You name it, and the cannabis industry definitely has it. When you’re first trying to get in, really establish what side of the industry you want to be on. Therefore, if you’re looking to get a career path in the cultivation side, look into where the cultivators are at. Are they at growing trade shows?
For example, there’s an event here in Denver, Colorado called The Grow-Off where companies compete in growing. Everybody gets a clone from the same plant and then from there, they compete with their own growing style to see who can produce the best yield, terpene profile, and potency. That would be an example of a good event where you’ll meet a lot of cultivators and really get your face out there.
With that being said, understand that there are a lot of people who want to get into this industry. Whenever we put a job posting out, we see upwards of 100 or 200 people apply for these positions just because they’re looking to get into the cannabis industry. Instead of just blanket-emailing hiring managers, it makes a lot more sense to make yourself known whether you show up in person or otherwise.
In first checking out the industry, probably one of the more prominent things you’ll notice is the difference in culture versus traditional big corporations or traditional industries.
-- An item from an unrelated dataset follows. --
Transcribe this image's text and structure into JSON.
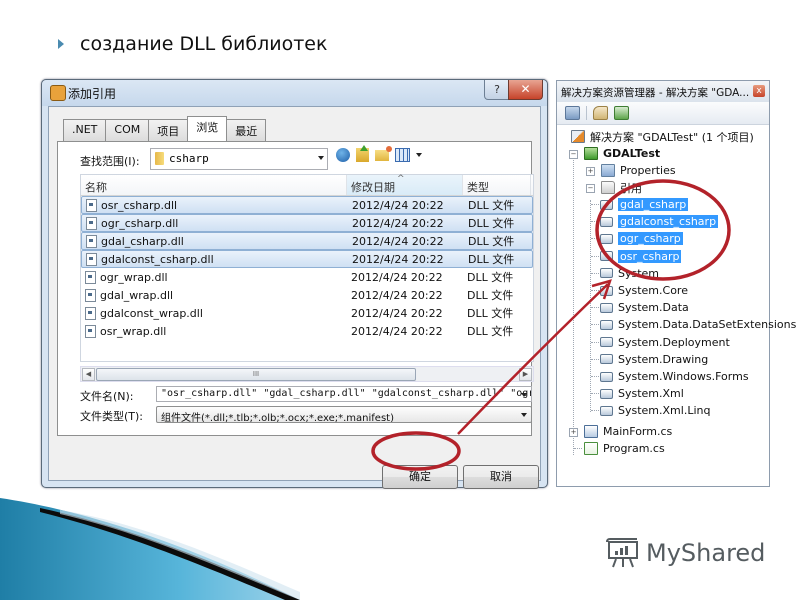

The fact that the industry comes from a counterculture background and now has a bunch of startup companies in a startup industry, it really has a fun, energetic, little more laid-back vibe than typical industries.
There are a lot of companies that kind of fill in the spectrum all across the board, and so, when evaluating companies and different aspects of the industry, you really have to decide what type of culture you thrive in, which is where you really optimize your skill set.
When we look into that, whether it’s pharmaceutical-type company that’s really stringent in everything they do all the way down to more of those counterculture type of companies – you have to really focus on where you think you’ll fit in and what background makes the most sense for you.
Finally, to the question everybody’s been asking or waiting for is, how do I break into the industry?
Let’s say I want to be a lead cultivator someday, where do I start? Step one is getting the proper education. Whether you want to get into extraction, marketing, accounting, or sales, make sure you have the formal skill set and expertise in that area.
From there, it’s like in any other industry or any other job. You have to make yourself visible and stand out from the pack. Attend events, go above and beyond with different educational topics and really work on expanding your skill set, figure out which companies you really like and would love to work for. From there, find out who their decision-maker is and continuously let them know that you think you’d be a good fit for that position.
With a little tenacity and good skill set in your background, you should have no problem getting into the industry. Best of luck in your search!